*** Opening of MATERIAL TO PROCESS ***

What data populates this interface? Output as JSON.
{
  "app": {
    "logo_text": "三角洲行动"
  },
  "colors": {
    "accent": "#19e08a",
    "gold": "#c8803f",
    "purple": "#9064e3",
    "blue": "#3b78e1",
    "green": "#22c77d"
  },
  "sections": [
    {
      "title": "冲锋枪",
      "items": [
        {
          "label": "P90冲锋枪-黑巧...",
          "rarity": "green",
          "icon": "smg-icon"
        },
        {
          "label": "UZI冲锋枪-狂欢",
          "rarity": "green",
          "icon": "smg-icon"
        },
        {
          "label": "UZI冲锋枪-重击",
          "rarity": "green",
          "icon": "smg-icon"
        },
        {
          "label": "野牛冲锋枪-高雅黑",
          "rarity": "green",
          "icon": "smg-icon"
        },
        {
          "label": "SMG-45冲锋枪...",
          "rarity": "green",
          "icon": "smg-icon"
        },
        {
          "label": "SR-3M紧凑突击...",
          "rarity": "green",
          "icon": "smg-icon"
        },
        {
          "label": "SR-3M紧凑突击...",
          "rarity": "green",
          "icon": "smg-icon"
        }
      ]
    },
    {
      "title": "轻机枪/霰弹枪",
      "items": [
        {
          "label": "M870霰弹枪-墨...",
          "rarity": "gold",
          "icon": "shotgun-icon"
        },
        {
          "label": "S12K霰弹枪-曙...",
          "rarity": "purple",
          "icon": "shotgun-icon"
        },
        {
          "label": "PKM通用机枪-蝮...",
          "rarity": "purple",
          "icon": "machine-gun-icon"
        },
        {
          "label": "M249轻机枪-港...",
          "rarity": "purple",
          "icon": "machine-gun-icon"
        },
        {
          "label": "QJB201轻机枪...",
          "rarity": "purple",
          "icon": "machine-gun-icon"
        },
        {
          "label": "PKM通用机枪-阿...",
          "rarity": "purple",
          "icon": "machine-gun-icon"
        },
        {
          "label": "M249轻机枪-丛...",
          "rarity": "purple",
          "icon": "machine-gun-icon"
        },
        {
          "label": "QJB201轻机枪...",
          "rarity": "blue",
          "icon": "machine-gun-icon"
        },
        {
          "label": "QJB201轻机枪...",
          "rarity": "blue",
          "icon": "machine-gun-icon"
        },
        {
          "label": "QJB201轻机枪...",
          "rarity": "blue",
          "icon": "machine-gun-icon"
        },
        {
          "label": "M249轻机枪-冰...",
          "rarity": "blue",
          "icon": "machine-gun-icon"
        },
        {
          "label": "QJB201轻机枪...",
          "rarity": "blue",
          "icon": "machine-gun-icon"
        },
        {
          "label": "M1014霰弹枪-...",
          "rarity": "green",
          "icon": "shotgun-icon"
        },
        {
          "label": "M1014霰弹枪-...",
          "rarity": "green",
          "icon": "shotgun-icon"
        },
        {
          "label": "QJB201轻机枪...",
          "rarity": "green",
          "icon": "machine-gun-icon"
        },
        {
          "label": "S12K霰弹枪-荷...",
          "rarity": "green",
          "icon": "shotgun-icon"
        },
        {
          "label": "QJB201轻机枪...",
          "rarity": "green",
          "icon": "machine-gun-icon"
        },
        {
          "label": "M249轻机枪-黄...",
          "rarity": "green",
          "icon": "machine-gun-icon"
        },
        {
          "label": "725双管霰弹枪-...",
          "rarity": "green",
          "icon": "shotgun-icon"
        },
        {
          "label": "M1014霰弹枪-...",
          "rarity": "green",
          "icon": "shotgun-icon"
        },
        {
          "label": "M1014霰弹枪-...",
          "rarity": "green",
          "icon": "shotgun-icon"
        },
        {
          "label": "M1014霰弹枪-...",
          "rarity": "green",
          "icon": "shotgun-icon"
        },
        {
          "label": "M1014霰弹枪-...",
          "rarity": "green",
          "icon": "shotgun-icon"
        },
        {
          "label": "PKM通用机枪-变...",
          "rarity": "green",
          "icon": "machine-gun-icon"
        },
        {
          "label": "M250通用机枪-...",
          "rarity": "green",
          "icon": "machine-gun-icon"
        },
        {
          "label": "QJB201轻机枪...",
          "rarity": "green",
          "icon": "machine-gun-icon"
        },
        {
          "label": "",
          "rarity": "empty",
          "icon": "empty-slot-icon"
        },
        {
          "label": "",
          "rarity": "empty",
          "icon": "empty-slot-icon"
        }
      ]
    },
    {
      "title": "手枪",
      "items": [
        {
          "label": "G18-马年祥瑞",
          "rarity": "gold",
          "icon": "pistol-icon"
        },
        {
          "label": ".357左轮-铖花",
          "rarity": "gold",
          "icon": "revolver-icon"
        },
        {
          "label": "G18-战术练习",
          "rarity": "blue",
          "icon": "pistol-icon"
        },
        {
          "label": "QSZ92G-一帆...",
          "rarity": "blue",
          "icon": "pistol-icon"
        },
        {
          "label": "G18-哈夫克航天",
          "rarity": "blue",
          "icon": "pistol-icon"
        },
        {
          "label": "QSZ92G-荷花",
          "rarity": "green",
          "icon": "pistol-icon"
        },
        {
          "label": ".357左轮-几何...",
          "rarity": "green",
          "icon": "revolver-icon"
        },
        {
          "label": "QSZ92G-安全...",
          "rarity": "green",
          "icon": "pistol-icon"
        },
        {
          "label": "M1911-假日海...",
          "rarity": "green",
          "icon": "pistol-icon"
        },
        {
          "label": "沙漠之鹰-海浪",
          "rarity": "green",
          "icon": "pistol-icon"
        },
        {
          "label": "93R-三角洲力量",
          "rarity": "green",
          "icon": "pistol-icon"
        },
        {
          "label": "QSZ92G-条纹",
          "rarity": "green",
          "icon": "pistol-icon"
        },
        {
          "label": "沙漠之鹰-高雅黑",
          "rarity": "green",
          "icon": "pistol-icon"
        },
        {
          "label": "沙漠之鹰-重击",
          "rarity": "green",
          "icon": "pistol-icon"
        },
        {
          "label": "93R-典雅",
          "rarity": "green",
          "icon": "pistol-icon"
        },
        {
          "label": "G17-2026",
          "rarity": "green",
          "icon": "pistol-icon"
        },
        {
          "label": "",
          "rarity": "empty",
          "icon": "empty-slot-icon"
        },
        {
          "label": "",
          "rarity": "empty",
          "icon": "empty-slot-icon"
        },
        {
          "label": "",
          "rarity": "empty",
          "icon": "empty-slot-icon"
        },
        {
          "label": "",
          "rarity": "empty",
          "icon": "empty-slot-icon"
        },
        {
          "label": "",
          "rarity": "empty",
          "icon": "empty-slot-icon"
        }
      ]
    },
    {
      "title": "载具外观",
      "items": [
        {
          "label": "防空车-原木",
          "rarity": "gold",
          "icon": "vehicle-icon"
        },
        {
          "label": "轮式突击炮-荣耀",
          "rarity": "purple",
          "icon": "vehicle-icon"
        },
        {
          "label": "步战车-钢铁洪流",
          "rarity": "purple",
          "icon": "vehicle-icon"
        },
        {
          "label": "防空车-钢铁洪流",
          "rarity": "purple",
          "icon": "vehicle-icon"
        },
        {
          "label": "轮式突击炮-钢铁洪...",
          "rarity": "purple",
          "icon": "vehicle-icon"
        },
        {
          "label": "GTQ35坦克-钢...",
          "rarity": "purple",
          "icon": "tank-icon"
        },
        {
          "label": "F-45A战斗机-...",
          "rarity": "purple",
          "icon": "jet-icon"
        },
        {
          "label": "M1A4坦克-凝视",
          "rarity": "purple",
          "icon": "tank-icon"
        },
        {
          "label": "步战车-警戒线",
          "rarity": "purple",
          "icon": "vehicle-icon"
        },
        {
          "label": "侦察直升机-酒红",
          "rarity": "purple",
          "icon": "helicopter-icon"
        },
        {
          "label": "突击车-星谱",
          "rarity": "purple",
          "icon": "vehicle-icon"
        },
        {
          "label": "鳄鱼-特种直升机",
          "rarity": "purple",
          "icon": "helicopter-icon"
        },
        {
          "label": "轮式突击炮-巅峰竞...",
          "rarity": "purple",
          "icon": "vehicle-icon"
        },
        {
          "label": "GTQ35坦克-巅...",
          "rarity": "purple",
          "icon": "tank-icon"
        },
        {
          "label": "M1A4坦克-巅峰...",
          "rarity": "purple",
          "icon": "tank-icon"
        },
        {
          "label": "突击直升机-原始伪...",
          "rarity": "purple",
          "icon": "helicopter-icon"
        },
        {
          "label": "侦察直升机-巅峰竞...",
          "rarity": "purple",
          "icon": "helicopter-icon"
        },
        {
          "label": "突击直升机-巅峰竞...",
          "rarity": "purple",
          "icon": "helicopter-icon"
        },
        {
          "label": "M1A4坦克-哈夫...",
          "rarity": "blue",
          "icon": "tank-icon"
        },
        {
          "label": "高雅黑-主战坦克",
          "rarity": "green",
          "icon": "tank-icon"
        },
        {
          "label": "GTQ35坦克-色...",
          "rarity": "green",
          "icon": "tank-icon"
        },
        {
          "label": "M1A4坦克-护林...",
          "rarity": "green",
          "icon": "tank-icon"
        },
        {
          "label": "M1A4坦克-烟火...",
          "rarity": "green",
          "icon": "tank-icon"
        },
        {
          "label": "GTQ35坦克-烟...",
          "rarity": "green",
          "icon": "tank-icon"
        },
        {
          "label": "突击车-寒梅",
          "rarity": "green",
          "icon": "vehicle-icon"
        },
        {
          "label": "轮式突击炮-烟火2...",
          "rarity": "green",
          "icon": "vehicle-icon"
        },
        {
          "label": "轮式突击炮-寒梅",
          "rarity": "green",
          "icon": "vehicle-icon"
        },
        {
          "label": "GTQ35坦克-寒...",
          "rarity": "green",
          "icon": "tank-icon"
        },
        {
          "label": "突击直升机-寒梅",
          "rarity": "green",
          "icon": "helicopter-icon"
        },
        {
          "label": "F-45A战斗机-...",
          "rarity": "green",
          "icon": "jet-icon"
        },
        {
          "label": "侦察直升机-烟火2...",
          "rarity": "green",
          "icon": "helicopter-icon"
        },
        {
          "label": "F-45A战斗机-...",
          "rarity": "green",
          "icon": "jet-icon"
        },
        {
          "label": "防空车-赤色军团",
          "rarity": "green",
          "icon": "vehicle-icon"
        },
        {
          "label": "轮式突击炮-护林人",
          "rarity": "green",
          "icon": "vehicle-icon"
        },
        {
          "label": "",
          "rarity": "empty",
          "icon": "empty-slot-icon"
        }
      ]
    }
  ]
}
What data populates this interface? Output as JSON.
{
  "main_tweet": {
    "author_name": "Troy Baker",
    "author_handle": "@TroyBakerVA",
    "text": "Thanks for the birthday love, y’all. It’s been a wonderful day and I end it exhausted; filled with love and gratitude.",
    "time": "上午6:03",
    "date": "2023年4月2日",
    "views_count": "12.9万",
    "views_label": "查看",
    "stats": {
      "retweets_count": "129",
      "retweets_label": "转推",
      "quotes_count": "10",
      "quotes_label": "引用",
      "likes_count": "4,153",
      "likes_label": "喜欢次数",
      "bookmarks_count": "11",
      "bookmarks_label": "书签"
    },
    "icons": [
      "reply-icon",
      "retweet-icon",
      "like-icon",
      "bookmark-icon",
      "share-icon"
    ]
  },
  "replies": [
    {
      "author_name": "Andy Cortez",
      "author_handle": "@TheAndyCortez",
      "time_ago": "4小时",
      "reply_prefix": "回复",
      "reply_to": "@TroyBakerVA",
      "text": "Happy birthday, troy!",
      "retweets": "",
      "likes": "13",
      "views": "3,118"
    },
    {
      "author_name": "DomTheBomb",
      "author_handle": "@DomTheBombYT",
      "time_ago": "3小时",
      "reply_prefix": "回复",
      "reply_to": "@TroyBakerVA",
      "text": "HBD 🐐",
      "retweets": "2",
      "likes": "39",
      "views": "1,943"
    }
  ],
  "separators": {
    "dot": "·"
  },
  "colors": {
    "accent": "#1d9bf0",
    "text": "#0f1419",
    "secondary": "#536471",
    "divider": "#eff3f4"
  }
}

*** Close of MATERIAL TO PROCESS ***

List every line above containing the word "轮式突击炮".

RESPONSE BELOW »
          "label": "轮式突击炮-荣耀",
          "label": "轮式突击炮-钢铁洪...",
          "label": "轮式突击炮-巅峰竞...",
          "label": "轮式突击炮-烟火2...",
          "label": "轮式突击炮-寒梅",
          "label": "轮式突击炮-护林人",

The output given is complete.